■ **GIVEN INFORMATION**
----------------------------------------

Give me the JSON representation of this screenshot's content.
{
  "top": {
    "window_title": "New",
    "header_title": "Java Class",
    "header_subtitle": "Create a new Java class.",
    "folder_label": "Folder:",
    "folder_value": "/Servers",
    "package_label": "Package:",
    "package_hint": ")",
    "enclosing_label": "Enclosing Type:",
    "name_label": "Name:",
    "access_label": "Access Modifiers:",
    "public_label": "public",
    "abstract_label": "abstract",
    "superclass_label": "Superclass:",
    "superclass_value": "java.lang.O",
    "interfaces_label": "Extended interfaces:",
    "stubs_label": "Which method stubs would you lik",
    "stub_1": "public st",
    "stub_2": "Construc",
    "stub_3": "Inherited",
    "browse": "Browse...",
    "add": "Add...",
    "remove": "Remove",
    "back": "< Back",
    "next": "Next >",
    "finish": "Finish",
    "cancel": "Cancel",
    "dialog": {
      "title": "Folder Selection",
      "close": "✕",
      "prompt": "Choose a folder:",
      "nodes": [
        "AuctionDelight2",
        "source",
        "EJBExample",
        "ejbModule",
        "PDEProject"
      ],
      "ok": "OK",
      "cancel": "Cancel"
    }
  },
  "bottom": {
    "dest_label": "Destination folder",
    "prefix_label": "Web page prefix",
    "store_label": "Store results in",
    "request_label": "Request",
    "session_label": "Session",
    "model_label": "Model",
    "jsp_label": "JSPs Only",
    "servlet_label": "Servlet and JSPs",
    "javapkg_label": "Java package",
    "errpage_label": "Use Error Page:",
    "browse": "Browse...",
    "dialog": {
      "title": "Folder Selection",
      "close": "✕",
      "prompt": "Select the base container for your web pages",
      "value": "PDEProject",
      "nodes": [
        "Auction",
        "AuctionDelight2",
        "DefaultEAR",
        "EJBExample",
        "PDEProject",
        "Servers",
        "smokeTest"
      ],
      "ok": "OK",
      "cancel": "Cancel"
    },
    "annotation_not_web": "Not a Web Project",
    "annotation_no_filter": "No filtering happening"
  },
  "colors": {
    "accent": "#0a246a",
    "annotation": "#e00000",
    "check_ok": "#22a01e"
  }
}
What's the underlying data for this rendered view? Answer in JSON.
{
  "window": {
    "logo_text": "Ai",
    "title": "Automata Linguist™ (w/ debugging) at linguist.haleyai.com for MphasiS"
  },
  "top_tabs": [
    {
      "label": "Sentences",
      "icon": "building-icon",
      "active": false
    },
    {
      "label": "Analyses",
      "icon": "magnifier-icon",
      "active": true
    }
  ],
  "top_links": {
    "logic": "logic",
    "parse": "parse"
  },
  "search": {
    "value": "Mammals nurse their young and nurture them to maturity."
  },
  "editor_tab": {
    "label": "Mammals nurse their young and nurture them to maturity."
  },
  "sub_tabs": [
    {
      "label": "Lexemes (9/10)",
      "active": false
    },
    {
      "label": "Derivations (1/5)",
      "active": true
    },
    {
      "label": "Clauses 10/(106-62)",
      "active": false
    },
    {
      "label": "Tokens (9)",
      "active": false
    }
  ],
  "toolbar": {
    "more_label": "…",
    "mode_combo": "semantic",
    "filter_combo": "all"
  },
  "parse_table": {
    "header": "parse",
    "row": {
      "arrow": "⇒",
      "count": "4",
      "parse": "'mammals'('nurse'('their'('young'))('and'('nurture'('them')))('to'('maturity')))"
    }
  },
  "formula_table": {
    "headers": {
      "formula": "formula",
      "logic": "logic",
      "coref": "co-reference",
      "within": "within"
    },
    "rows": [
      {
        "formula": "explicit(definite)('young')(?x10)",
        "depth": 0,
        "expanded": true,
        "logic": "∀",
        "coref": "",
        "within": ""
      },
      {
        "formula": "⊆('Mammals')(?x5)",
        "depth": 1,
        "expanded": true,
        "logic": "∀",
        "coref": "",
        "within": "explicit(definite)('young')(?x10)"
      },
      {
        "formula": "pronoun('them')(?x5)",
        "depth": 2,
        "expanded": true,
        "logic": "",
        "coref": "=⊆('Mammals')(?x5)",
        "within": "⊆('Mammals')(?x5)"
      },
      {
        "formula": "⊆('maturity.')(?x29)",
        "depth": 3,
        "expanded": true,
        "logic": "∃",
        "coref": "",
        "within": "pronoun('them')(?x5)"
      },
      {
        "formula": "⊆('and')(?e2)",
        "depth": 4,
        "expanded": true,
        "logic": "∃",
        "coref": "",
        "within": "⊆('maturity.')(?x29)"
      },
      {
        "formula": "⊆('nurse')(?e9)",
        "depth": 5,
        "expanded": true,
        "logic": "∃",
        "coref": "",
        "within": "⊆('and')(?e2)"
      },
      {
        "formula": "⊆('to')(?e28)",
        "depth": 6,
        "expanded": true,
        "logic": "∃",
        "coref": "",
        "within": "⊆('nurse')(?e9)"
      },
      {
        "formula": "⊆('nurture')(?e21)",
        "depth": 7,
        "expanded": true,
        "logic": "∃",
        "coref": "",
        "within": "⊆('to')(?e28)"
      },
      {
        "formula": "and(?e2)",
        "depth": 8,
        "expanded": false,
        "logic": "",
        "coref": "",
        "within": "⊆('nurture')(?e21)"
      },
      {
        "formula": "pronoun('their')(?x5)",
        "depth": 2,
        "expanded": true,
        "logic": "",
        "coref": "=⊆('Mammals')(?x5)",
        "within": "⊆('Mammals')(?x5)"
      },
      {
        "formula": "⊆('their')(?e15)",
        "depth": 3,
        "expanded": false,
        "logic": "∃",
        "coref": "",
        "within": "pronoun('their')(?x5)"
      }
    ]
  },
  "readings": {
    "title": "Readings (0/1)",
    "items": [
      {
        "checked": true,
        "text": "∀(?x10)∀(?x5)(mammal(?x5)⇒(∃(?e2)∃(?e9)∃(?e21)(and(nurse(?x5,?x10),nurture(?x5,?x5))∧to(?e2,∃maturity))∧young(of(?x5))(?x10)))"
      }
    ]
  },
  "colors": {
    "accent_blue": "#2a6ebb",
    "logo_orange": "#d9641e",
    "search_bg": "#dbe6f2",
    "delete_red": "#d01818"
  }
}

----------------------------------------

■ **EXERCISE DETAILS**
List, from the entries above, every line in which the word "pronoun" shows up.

■ **WRITTEN RESPONSE**
        "formula": "pronoun('them')(?x5)",
        "within": "pronoun('them')(?x5)"
        "formula": "pronoun('their')(?x5)",
        "within": "pronoun('their')(?x5)"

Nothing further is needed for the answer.